Get Involved

Here are a few of the ways you can get involved with Feasta:

Become a Feasta member
Renew membership
Join one of Feasta’s Working Groups
Make a financial contribution to Feasta

Become a Feasta member

  • Feasta members have access to the members only area that includes additional material, such as downloadable chapters from our latest book Fleeing Vesuvius.
  • Feasta members have additional forum areas for discussion.
  • Feasta members each have a profile which can be used to find other Feasta members with similar interests or who live in the same area.
  • Feasta members participate in Feasta Working Groups to progress a particular area of interest. See below for more details.
  • Feasta members receive quarterly e-newsletters and concessions on our events and publications.

Membership costs €35 per annum and can be paid via PayPal or by cheque.

To apply for membership of Feasta, please go to our registration page.

Feasta Working Groups

One of the many benefits of Feasta membership is the opportunity of joining a Working Group. Feasta Working Groups form a key part of our self-development, by preparing ourselves through education and organisational development to engage the mainstream. Working Groups are formed around a range of issues – such as Land & Housing, Food, Money, and Health – with plenty of scope for new involvement.

Some examples of the Working Groups’ activities: –

The Climate group has as many members in Britain as it has in Ireland with others around the world. It is currently one of the most active groups within Feasta and meets annually on alternate sides of the Irish Sea. The main thrust of its work in 2010 was to get the UN Environmental Programme to prepare and publish an assessment of global level proposals for dealing with greenhouse emissions such as the group’s own Cap and Share and EcoEquity’s Greenhouse Development Rights. This effort was successful and a report prepared by the World Resources Instititute appeared in mid 2011. A book on Cap and Share wjill be published by the group in early 2012.

Many in the group believe that the UNFCCC’s attempt to achieve an all-encompassing climate treaty is doomed to failure and that a series of free-standing agreements to reduce the release of specific gases and of pollutants like black carbon offers a better chance of success. Individual members are researching ways in which these reductions might be achieved and the group intends to publish a report based on their recommendations. The group is also developing ideas through its connections with Feasta’s Carbon Cycles and Sinks research project for turning the Earth’s soils and the plants growing on them into a carbon sink rather than a source.

The Currency group believes that the fact that conventional money is issued as a debt means that economies have to grow continually if their money supply is not to contract and cause a financial breakdown. This continual growth is clearly unsustainable and so the group has been exploring ways in which money can be put into circulation without anyone needing to borrow it first.

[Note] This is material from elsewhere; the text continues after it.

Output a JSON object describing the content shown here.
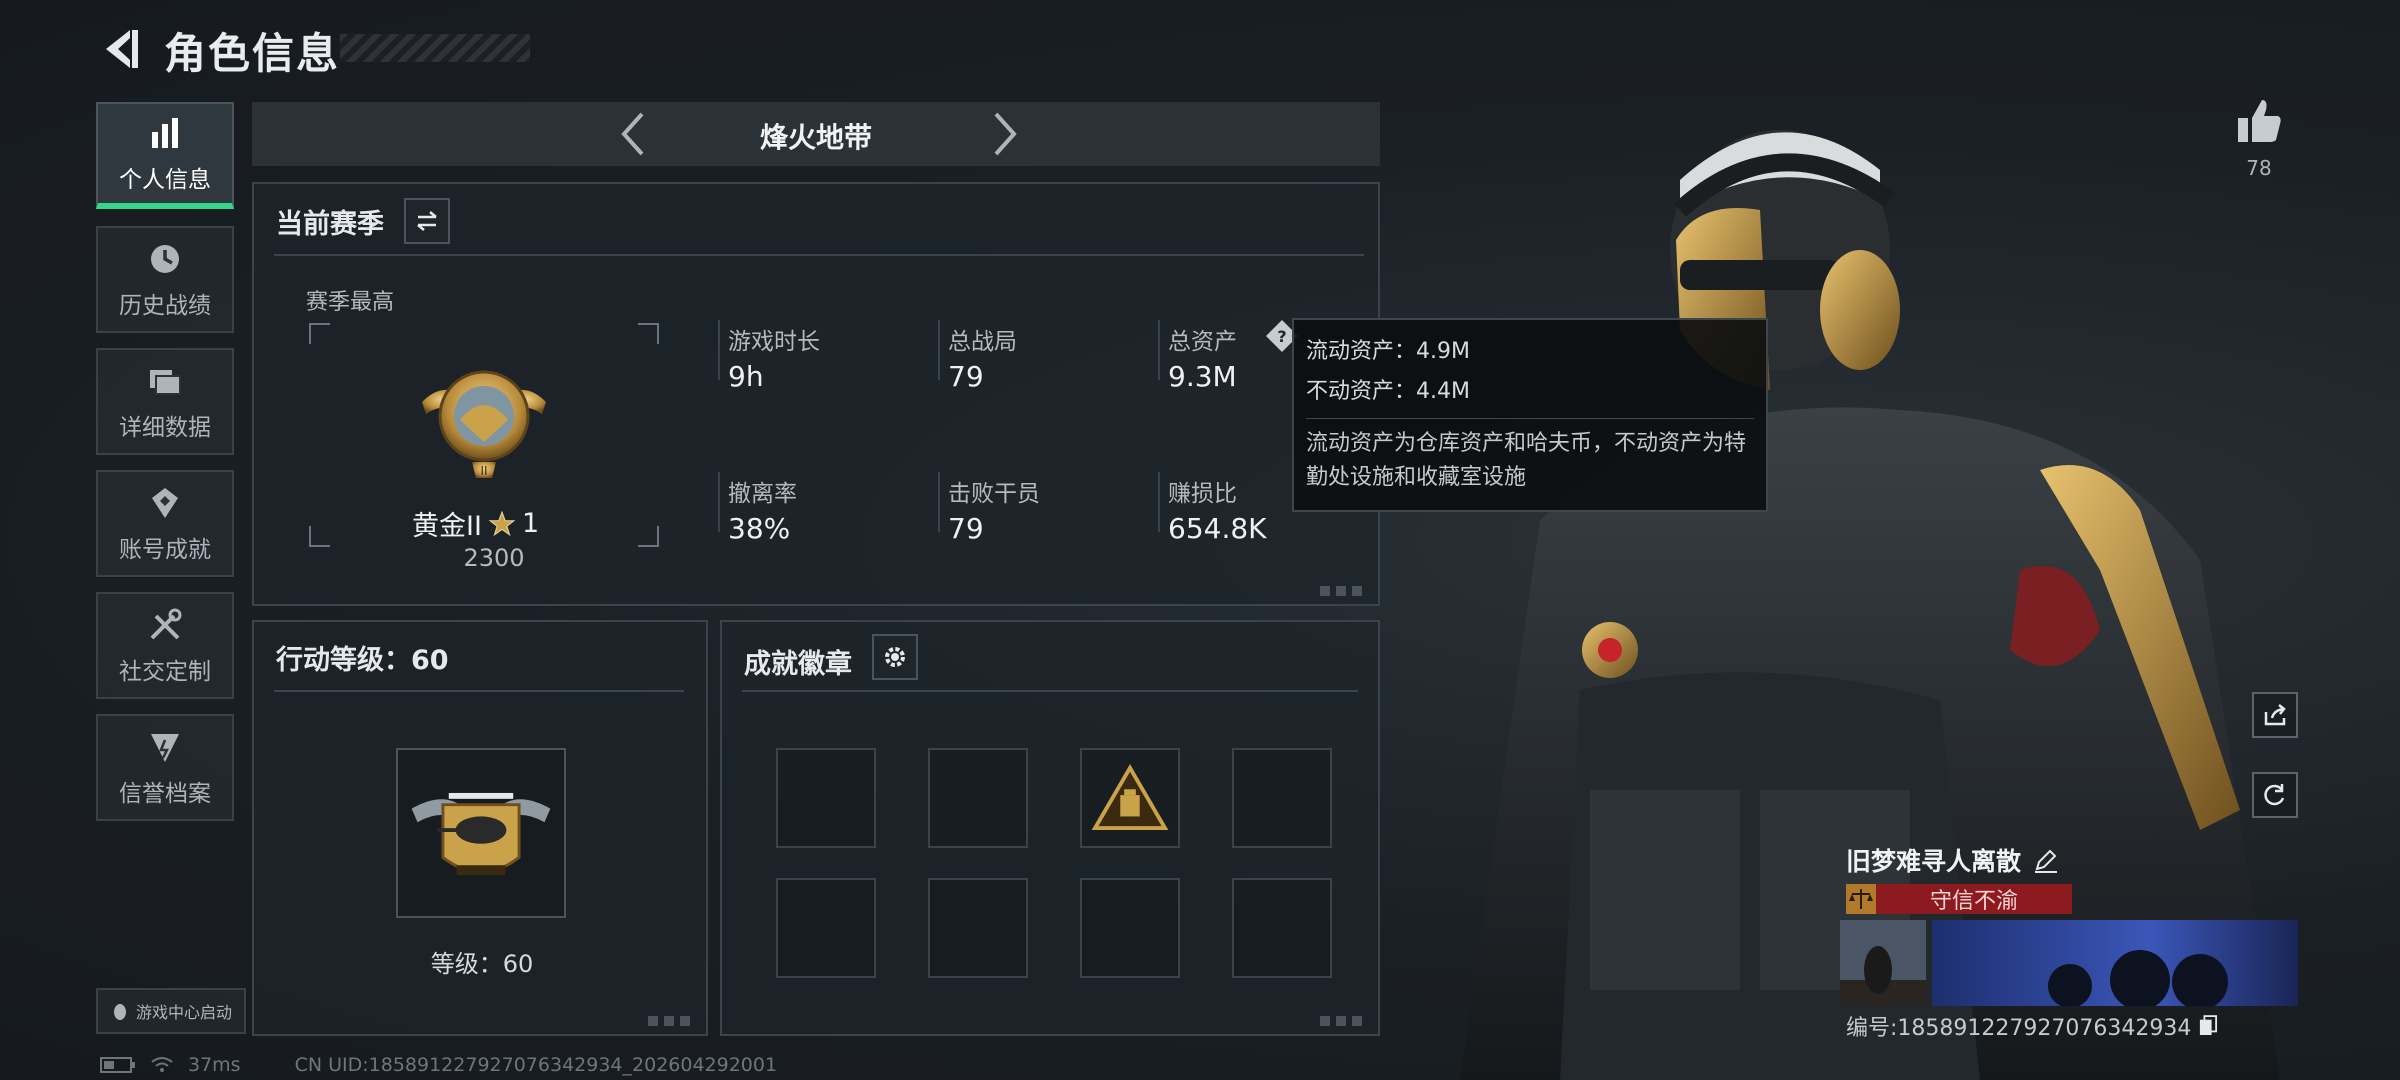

This work has led to the development of the Liquidity Network concept – the use of an electronic money which is given to users in proportion to the amount of trading they are doing and which is withdrawn if their level of trading falls. The group is now working with communities to help them set up liquidity networks to serve their local areas.

The group also believes that borrowing to buy a house or to finance a business will prove disastrous for both parties if incomes shrink as energy supplies contract as a result of oil peak. It has therefore been exploring new ways of providing finance and some of its ideas can be found in the book Fleeing Vesuvius. The group is particularly keen to get membership enquiries from people wanting to help put these ideas into practice.

The Education Group has an excellent track record in developing and implementing education initiatives. The group’s activities are wide-ranging and innovative – organising a conference on third-level sustainability policy, creating a website & radio show targeted at teenagers, and developing a community education toolkit. To get involved or for more information contact the Education Group.

The Feasta Food Group organised an international conference on Food Security in the Age of Energy Crises in June 2005. The conference focussed on how diminishing energy supplies will affect the production and distribution of our food, and ways to respond to and prepare for this impending crisis. Contact the Food Group.

The Working Groups are a great way to get active, meet other Feasta members and make a difference. For more information on a particular group, check out other sections on the website or contact the convenor. Here is a list of all groups, and the name of the convenor for each group:

– Brian Davey and Caroline Whyte

– Davie Philip

– Mark Garavan

– Davie Philip

– Michael Leyden

– Bruce Darrell

– Elizabeth Cullen

– Emer O’Siochru

– Graham Barnes and Phoebe Bright

Make a financial contribution to Feasta

We are a registered charity. Our income is derived from member’s subscriptions, donations and grants for specific projects. Any donation you can make, however small, is greatly appreciated and needed. If you would like to make a donation, please see our donations page.